Details We Know About Donald Rumsfeld's Death

Donald Rumsfeld, the former Secretary of Defense, has died just days before his 89th birthday, per CNN. Although a cause of death has yet to be provided, the Rumsfeld family released a statement on June 30. "It is with deep sadness that we share the news of the passing of Donald Rumsfeld, an American statesman and devoted husband, father, grandfather and great grandfather," the statement read. "History may remember him for his extraordinary accomplishments over six decades of public service, but for those who knew him best and whose lives were forever changed as a result, we will remember his unwavering love for his wife Joyce, his family and friends, and the integrity he brought to a life dedicated to country." The politician's family also confirmed that Rumsfeld was surrounded by family "in his beloved Taos, New Mexico" at the time of his death. 

As the "architect of the Iraq War" (per USA Today), he leaves a controversial legacy behind. 

During his time in the Pentagon, Donald Rumsfeld oversaw the war on terror

When he served under President George W. Bush, Donald Rumsfeld championed the administration's "war on terror," per BBC. He was a key decision maker in launching the campaign in Afghanistan following the 9/11 terrorist attacks, and he also pushed for the US invasion of Iraq in 2003. During that time, he famously argued that Iraqi weapons of mass destruction posed a threat to the rest of the world, despite no such weapons ever being located.

In 2006, Rumsfeld resigned amid the turmoil in the Middle East and was replaced by then-CIA director Robert Gates (via CNBC). Even after stepping down, he repeatedly defended the decisions he made during his time in the White House and Pentagon. Prior to his time under the Bush administration, Rumsfeld served in Gerald Ford's administration as the chief of staff.

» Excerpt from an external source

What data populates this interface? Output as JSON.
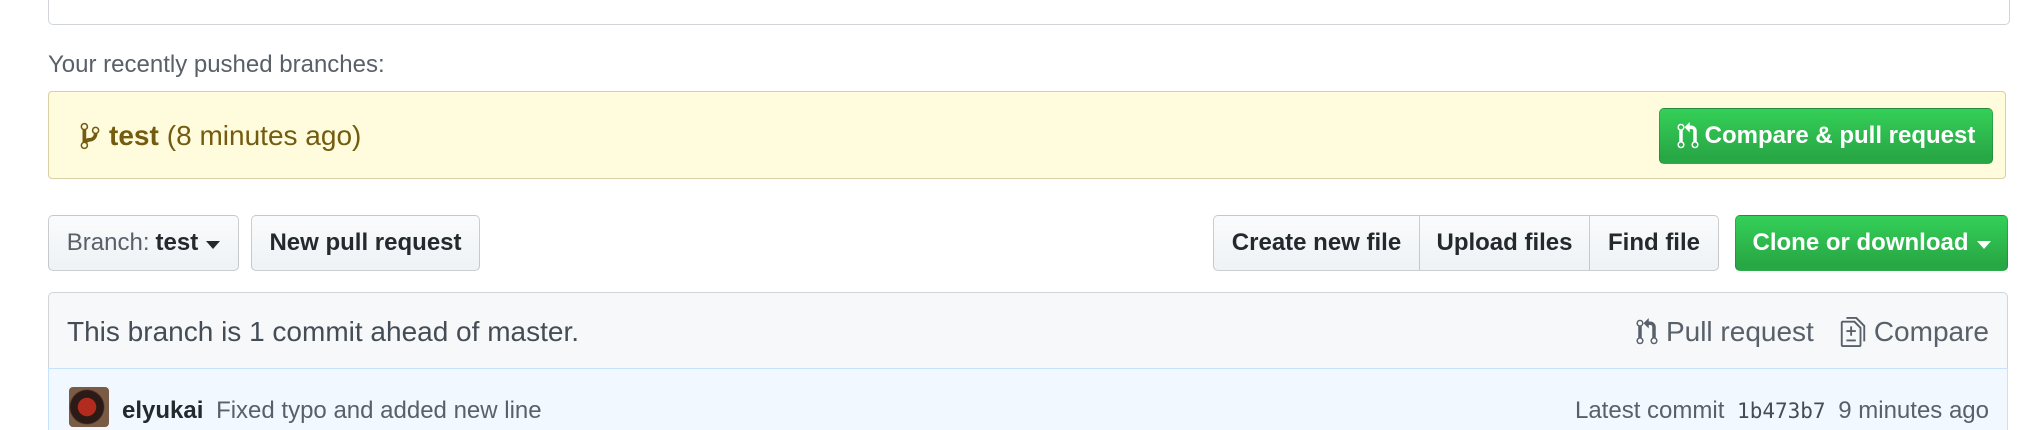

During Ford's presidency, Rumsfeld became the youngest person ever to become the Secretary of Defense — the leader of the country's biggest federal agency.